Since the start of Germany’s Oktoberfest, the incidence of Covid infections in Munich has risen sharply. Though a connection with the festival can’t yet be proven, it seems likely.

Munich sees sharp rise in Covid cases after Oktoberfest

Two weeks after the start of Oktoberfest, the Covid numbers in Munich have more than tripled.

On Sunday, the Robert Koch Institute (RKI) reported an incidence of 768.7 for the city of Munich, though updated figures for the end of the festival are not expected until later in the week. Usually, on weekends and public holidays, there is a delay in reports.

In the entire state of Bavaria, the incidence value on Sunday was 692.5.

According to Munich’s public health officer, Beatrix Zurek, bed occupancy in Munich hospitals has also increased. Two weeks ago, 200 beds in Munich were occupied by Covid patients, whereas there are now around 350.

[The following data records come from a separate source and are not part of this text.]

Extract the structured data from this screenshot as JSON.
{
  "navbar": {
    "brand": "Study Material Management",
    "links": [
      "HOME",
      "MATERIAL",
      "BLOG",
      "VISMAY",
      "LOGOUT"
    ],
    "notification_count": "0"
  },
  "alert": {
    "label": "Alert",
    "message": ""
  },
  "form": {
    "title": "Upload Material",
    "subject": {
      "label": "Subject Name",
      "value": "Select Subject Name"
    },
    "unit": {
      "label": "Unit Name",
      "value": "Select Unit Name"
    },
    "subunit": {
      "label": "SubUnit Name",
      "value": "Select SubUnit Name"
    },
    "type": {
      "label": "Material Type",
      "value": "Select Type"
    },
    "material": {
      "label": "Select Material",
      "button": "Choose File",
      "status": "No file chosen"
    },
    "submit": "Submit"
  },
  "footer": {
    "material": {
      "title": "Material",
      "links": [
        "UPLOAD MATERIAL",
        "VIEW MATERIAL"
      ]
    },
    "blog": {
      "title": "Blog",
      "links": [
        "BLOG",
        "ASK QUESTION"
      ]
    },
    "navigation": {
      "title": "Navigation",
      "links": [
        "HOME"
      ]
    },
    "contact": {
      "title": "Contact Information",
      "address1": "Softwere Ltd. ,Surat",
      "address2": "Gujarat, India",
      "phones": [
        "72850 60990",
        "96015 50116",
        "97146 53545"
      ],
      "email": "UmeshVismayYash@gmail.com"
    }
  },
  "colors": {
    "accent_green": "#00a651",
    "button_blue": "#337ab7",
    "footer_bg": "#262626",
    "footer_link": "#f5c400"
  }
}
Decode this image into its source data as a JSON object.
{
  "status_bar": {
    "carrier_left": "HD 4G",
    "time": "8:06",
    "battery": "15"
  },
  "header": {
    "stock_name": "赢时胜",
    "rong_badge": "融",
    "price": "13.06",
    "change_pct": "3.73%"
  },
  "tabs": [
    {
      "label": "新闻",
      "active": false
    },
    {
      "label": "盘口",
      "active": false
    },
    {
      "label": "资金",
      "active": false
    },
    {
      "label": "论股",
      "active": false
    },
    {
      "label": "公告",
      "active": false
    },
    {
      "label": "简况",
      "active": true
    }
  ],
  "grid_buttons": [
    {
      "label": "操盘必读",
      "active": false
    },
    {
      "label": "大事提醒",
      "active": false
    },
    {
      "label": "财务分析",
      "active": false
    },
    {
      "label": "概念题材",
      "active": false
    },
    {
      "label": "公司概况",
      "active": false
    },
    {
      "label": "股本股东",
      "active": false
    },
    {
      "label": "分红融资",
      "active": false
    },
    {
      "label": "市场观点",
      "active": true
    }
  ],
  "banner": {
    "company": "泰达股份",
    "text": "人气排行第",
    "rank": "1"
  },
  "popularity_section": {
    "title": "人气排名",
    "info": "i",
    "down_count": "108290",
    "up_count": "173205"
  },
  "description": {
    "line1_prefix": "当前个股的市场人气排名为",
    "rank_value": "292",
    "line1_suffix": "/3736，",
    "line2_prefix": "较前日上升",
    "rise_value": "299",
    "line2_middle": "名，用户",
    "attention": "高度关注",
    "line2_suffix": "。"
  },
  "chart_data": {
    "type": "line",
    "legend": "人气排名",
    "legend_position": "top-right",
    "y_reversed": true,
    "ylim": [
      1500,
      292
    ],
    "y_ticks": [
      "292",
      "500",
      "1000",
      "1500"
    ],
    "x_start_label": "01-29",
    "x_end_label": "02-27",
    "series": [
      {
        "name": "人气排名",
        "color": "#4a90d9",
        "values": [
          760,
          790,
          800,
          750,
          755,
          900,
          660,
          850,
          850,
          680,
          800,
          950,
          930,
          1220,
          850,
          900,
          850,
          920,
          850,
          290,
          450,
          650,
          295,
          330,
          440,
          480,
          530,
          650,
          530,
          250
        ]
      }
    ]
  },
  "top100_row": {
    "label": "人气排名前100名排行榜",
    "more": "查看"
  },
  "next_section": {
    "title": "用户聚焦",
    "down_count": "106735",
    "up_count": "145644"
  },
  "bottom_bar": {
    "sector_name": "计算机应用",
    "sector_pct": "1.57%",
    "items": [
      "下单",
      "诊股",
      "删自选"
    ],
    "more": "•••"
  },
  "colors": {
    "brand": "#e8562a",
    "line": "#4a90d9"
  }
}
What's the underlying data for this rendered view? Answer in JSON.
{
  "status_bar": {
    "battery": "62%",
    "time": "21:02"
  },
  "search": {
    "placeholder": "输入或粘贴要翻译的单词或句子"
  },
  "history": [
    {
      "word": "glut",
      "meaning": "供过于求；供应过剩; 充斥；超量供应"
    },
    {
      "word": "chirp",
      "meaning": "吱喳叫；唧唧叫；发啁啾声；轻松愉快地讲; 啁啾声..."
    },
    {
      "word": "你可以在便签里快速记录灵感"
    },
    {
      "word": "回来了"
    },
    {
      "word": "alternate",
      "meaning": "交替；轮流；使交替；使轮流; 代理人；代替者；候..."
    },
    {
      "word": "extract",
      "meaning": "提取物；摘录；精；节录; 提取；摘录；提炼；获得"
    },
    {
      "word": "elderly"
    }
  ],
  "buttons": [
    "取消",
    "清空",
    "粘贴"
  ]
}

Though a relationship between the sharp rise in infections with Oktoberfest, which ended on Monday, can’t be proven at the moment, it seems very likely, according to experts. A significant increase in Covid incidences has also been shown at other public festivals – about one and a half weeks after the start. 

READ ALSO: Germany’s famed Oktoberfest opens after two-year pandemic hiatus

After a two-year break due to the pandemic, around 5.7 million visitors came to this year’s Wiesn according to the festival management – around 600,000 fewer than at the last Oktoberfest before the pandemic in 2019, when there were 6.3 million.

Federal Health Minister Karl Lauterbach (SPD) took to Twitter to comment on the rise in incidence in Munich during the Oktoberfest. “This would not have been necessary if self-tests had been taken before admission,” he said.

“Compared to the price of a measure of beer, €2-3 (for tests) wouldn’t have mattered,” he said.

Even before the start of the Wiesn, he had spoken out in favour of people taking voluntary self-tests. Lauterbach stressed that now is the time for special measures against Covid.

“The development shows what will happen if the states wait too long with the mask obligation in indoor areas,” he added.

READ ALSO: KEY POINTS: Germany’s new Covid-19 rules from October

In neighbouring counties, where many Oktoberfest visitors came from, the number of Covid cases has also risen noticeably.  Beatrix Zurek said that it is unclear, however, how much of a role Oktoberfest played in these figures, as people are currently much more active socially overall, with concerts and other events also taking place throughout the state.

Christoph Spinner, an infections specialist at Munich’s Klinikum, has urged people not to be alarmed by the rising numbers.

“We had expected rising incidences here. We knew that there could be a doubling, tripling, even quadrupling,” he said.

He said that this is no cause for concern, as many people have been vaccinated or have also recovered from previous Covid infections, so any new infections are therefore usually mild.

The virologist advises people over 60 or with pre-existing conditions to get a second booster vaccination, but otherwise said people shouldn’t be alarmed by the rising incidences.